As part of the proposal, MLB will drop its idea of having a timer in between batters. The league will also consider the use of bullpen carts. The league will also consider reducing the time managers have to decide on a challenge. Both were among the suggestions made by the players union. However, MLB would also move forward with their idea of limiting the number of mound visits in a game.
“We remain 100 percent committed to the idea that we need to make changes to address pace of game and that the best way to address pace of game for us, for the players and most importantly for our fans is to get an agreement with the players,” Manfred said Thursday. “There is a strong sentiment among ownership that we need to do something about pace of play this year.”
There is no specific deadline for when the players need to inform Manfred whether or not they are willing to accept his proposal. However, the clock is obviously ticking. Players will start to report to spring training in less than three weeks. Teams start playing exhibition games on February 23. Manfred admits that the next 10 games will be critical for negotiations between the league and the players.

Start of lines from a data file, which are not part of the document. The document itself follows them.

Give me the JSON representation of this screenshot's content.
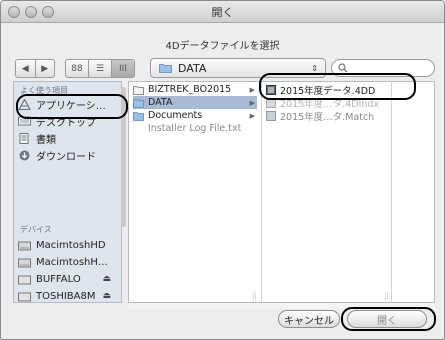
{
  "window": {
    "title": "開く",
    "subtitle": "4Dデータファイルを選択"
  },
  "toolbar": {
    "back_icon": "◀",
    "forward_icon": "▶",
    "view_icon_view": "88",
    "view_list_view": "☰",
    "view_column_view": "III",
    "path_label": "DATA",
    "search_placeholder": ""
  },
  "sidebar": {
    "favorites_heading": "よく使う項目",
    "favorites": [
      {
        "label": "アプリケーシ…",
        "icon": "applications-icon"
      },
      {
        "label": "デスクトップ",
        "icon": "desktop-icon"
      },
      {
        "label": "書類",
        "icon": "documents-icon"
      },
      {
        "label": "ダウンロード",
        "icon": "downloads-icon"
      }
    ],
    "devices_heading": "デバイス",
    "devices": [
      {
        "label": "MacimtoshHD",
        "eject": false
      },
      {
        "label": "MacimtoshH…",
        "eject": false
      },
      {
        "label": "BUFFALO",
        "eject": true
      },
      {
        "label": "TOSHIBA8M",
        "eject": true
      }
    ]
  },
  "columns": {
    "col1": [
      {
        "label": "BIZTREK_BO2015",
        "type": "folder",
        "arrow": true,
        "selected": false
      },
      {
        "label": "DATA",
        "type": "folder",
        "arrow": true,
        "selected": true
      },
      {
        "label": "Documents",
        "type": "folder",
        "arrow": true,
        "selected": false
      },
      {
        "label": "Installer Log File.txt",
        "type": "file",
        "arrow": false,
        "selected": false
      }
    ],
    "col2": [
      {
        "label": "2015年度データ.4DD",
        "type": "4dd",
        "dimmed": false
      },
      {
        "label": "2015年度…タ.4DIndx",
        "type": "index",
        "dimmed": true
      },
      {
        "label": "2015年度…タ.Match",
        "type": "match",
        "dimmed": true
      }
    ]
  },
  "buttons": {
    "cancel_label": "キャンセル",
    "open_label": "開く"
  }
}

If the players don’t agree to Manfred’s proposal, the commissioner has the power to implement the rule changes he proposed a year ago. He can do that without the players agreeing to them. Those rule changes include a 20-second pitch clock and 30 seconds in between batters. Mound visits would also be limited to one per pitcher per inning. If the players don’t get on board with Manfred’s latest proposal, those rules in all likelihood will be part of Major League Baseball in 2018.